Dataset rows describing interfaces
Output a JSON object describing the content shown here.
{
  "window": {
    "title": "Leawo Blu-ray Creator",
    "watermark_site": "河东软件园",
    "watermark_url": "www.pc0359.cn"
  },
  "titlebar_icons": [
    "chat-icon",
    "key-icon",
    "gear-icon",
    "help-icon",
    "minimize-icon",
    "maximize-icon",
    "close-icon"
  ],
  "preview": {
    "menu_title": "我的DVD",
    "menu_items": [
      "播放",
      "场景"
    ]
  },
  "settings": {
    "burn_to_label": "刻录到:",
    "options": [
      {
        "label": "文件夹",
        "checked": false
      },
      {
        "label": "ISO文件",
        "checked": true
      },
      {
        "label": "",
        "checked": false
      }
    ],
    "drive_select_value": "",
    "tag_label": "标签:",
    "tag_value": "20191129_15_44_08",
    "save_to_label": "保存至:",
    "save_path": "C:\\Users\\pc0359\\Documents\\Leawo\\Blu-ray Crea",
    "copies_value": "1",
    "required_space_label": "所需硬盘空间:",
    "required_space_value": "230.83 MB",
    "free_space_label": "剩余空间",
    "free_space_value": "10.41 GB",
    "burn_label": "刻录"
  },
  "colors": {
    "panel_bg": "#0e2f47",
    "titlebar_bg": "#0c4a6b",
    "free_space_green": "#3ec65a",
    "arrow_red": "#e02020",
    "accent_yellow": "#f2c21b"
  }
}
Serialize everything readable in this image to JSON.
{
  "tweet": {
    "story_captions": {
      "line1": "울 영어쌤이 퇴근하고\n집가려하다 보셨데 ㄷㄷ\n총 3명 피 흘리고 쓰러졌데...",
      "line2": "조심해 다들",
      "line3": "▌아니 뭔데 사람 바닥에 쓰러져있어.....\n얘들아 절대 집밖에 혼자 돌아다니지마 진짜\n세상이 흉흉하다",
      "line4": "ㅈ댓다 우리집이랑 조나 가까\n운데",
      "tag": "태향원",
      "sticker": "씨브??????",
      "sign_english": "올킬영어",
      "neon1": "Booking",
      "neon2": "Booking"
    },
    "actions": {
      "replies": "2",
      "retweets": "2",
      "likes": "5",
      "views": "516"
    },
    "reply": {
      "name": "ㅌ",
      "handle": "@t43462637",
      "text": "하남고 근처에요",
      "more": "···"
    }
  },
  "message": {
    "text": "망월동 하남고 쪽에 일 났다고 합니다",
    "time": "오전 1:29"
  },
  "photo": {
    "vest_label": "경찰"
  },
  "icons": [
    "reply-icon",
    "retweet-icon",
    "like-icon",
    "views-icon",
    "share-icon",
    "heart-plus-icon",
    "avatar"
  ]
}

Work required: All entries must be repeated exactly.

Exercise answer:
Output a JSON object describing the content shown here.
{
  "window": {
    "title": "Leawo Blu-ray Creator",
    "watermark_site": "河东软件园",
    "watermark_url": "www.pc0359.cn"
  },
  "titlebar_icons": [
    "chat-icon",
    "key-icon",
    "gear-icon",
    "help-icon",
    "minimize-icon",
    "maximize-icon",
    "close-icon"
  ],
  "preview": {
    "menu_title": "我的DVD",
    "menu_items": [
      "播放",
      "场景"
    ]
  },
  "settings": {
    "burn_to_label": "刻录到:",
    "options": [
      {
        "label": "文件夹",
        "checked": false
      },
      {
        "label": "ISO文件",
        "checked": true
      },
      {
        "label": "",
        "checked": false
      }
    ],
    "drive_select_value": "",
    "tag_label": "标签:",
    "tag_value": "20191129_15_44_08",
    "save_to_label": "保存至:",
    "save_path": "C:\\Users\\pc0359\\Documents\\Leawo\\Blu-ray Crea",
    "copies_value": "1",
    "required_space_label": "所需硬盘空间:",
    "required_space_value": "230.83 MB",
    "free_space_label": "剩余空间",
    "free_space_value": "10.41 GB",
    "burn_label": "刻录"
  },
  "colors": {
    "panel_bg": "#0e2f47",
    "titlebar_bg": "#0c4a6b",
    "free_space_green": "#3ec65a",
    "arrow_red": "#e02020",
    "accent_yellow": "#f2c21b"
  }
}
Serialize everything readable in this image to JSON.
{
  "tweet": {
    "story_captions": {
      "line1": "울 영어쌤이 퇴근하고\n집가려하다 보셨데 ㄷㄷ\n총 3명 피 흘리고 쓰러졌데...",
      "line2": "조심해 다들",
      "line3": "▌아니 뭔데 사람 바닥에 쓰러져있어.....\n얘들아 절대 집밖에 혼자 돌아다니지마 진짜\n세상이 흉흉하다",
      "line4": "ㅈ댓다 우리집이랑 조나 가까\n운데",
      "tag": "태향원",
      "sticker": "씨브??????",
      "sign_english": "올킬영어",
      "neon1": "Booking",
      "neon2": "Booking"
    },
    "actions": {
      "replies": "2",
      "retweets": "2",
      "likes": "5",
      "views": "516"
    },
    "reply": {
      "name": "ㅌ",
      "handle": "@t43462637",
      "text": "하남고 근처에요",
      "more": "···"
    }
  },
  "message": {
    "text": "망월동 하남고 쪽에 일 났다고 합니다",
    "time": "오전 1:29"
  },
  "photo": {
    "vest_label": "경찰"
  },
  "icons": [
    "reply-icon",
    "retweet-icon",
    "like-icon",
    "views-icon",
    "share-icon",
    "heart-plus-icon",
    "avatar"
  ]
}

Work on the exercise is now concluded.